Start of Data

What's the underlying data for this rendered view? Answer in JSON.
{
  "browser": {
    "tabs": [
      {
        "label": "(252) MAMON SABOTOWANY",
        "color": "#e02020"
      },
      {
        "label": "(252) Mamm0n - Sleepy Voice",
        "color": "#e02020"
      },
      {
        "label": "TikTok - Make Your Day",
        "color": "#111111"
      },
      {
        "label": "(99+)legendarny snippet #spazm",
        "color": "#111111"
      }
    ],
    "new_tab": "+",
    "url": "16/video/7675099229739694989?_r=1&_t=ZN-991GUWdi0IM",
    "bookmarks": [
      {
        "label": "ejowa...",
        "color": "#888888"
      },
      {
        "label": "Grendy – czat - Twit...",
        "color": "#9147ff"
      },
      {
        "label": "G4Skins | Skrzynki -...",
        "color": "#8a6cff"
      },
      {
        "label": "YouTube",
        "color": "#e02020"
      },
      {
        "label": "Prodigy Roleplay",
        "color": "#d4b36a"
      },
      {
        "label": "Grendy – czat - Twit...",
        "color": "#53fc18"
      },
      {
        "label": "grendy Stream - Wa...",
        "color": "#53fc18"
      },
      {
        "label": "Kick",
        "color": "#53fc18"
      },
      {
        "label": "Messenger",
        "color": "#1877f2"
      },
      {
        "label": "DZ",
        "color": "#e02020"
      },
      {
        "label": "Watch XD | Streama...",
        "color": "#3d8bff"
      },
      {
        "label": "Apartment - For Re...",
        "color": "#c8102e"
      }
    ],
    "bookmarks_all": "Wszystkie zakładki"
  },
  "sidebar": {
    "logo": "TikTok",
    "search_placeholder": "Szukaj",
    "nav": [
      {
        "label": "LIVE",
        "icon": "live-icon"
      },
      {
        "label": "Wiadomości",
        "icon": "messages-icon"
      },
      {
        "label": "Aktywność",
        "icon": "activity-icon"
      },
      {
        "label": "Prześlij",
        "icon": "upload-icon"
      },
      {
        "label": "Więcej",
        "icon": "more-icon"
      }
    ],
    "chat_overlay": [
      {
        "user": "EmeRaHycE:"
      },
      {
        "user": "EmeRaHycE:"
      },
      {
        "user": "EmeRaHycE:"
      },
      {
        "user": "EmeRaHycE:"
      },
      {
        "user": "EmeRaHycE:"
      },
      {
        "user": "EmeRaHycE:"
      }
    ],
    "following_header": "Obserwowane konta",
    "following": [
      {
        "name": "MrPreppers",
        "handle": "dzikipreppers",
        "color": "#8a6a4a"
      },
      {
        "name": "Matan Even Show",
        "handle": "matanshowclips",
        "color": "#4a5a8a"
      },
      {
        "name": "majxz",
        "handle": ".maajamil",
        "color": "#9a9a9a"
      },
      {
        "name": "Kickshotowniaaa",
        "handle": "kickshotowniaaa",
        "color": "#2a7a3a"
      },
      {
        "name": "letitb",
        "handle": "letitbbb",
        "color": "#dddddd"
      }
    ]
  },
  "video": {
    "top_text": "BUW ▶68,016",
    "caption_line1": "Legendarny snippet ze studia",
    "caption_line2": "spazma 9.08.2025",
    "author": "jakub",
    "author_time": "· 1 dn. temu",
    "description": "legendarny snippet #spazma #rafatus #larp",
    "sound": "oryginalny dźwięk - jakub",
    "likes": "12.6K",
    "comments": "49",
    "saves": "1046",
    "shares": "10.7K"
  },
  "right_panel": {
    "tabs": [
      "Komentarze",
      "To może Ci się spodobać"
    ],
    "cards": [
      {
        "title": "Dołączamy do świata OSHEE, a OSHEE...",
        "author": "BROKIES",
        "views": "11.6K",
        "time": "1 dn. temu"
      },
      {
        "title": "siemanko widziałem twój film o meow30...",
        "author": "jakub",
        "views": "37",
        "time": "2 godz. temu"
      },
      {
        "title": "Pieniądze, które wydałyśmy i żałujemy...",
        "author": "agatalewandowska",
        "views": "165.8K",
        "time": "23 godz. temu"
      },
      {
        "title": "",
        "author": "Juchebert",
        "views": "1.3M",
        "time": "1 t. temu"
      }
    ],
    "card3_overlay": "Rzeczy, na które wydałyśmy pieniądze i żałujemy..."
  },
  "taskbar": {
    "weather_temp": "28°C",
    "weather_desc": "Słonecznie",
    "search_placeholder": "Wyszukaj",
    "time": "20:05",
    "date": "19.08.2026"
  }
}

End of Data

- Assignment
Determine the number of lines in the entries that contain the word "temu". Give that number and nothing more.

- Solution for this task
5